TYLER m English
From an English surname meaning "tiler of roofs"
, derived from Old English tigele
"tile". The surname was borne by American president John Tyler (1790-1862).
UNITY f English (Rare)
From the English word unity
, which is ultimately derived from Latin unitas
URANUS m Greek Mythology (Latinized)
From Greek Οὐρανός (Ouranos)
, the name of the husband of Gaia
and the father of the Titans in Greek mythology. His name is derived from οὐρανός (ouranos)
meaning "the heavens"
. This is also the name of the seventh planet in the solar system.
WREN f English (Modern)
From the English word for the small songbird. It is ultimately derived from Old English wrenna
WYN m Welsh
Derived from Welsh gwyn
meaning "blessed, white, fair"
XIU f Chinese
From Chinese 秀 (xiù)
meaning "luxuriant, beautiful, elegant, outstanding" or other characters that are pronounced similarly.
ZAÏRE f Literature
Used by Voltaire for the heroine of his tragic play Zaïre
(1732), about a Christian woman enslaved by Muslims. The heroine is named Zara
in some English translations. Voltaire may have based the name on ZAHRAH
ZEPHANIAH m Biblical
From the Hebrew name צְפַנְיָה (Tzefanyah)
meaning "YAHWEH has hidden"
, derived from צָפַן (tzafan)
meaning "to hide" and יָה (yah)
referring to the Hebrew God. This is the name of one of the twelve minor prophets of the Old Testament, the author of the Book of Zephaniah.
ZION m Jewish, Biblical

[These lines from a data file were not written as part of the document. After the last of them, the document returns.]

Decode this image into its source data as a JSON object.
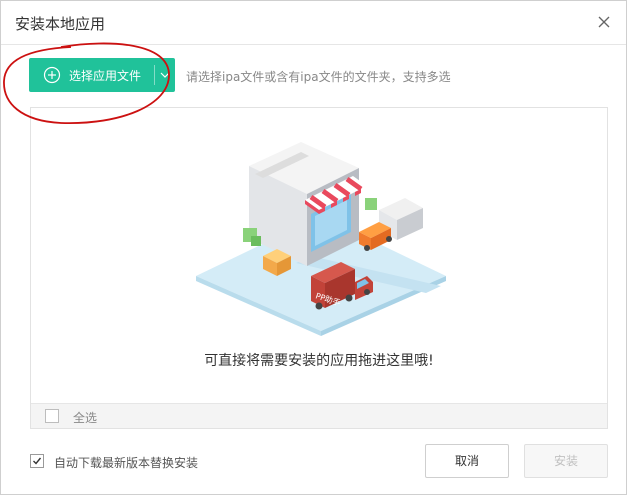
{
  "window": {
    "title": "安装本地应用"
  },
  "toolbar": {
    "select_button_label": "选择应用文件",
    "hint": "请选择ipa文件或含有ipa文件的文件夹，支持多选"
  },
  "drop_zone": {
    "message": "可直接将需要安装的应用拖进这里哦!",
    "select_all_label": "全选"
  },
  "footer": {
    "auto_update_label": "自动下载最新版本替换安装",
    "auto_update_checked": true,
    "cancel_label": "取消",
    "install_label": "安装"
  },
  "illustration": {
    "truck_text": "PP助手"
  },
  "colors": {
    "accent": "#20c29a",
    "annotation": "#cc1111"
  }
}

From the name of a citadel that was in the center of Jerusalem. Zion is also used to refer to a Jewish homeland and to heaven.